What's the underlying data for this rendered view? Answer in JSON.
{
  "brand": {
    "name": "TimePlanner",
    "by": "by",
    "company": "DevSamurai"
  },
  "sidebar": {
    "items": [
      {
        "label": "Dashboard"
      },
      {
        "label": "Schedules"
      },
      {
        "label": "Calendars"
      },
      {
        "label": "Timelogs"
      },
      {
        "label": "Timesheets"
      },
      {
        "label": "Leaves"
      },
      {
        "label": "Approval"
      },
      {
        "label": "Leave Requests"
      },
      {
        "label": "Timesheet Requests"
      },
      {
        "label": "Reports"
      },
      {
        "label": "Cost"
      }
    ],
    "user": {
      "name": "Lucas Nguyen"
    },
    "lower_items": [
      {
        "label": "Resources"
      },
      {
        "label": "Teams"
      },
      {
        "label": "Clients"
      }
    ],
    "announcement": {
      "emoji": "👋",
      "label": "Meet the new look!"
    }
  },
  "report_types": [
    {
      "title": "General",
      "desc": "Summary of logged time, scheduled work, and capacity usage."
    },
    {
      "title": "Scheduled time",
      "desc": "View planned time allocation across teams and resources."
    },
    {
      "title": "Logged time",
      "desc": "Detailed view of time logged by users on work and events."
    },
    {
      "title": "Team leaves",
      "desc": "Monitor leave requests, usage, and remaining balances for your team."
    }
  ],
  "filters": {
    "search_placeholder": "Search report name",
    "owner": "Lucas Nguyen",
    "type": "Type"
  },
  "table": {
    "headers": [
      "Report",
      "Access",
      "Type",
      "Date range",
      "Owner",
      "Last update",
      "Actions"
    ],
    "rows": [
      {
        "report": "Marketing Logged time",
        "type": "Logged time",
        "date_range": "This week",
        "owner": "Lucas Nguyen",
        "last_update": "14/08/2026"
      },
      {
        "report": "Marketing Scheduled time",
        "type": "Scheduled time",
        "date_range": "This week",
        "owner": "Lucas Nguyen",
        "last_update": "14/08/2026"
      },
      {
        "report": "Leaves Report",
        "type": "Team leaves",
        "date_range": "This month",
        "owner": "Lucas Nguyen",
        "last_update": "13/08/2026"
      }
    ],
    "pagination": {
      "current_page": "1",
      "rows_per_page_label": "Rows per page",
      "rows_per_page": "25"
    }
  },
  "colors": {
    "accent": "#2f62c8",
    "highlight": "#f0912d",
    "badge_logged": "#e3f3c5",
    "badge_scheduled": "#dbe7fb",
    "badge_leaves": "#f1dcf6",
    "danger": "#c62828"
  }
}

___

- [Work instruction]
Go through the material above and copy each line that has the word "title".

- [Your solution]
      "title": "General",
      "title": "Scheduled time",
      "title": "Logged time",
      "title": "Team leaves",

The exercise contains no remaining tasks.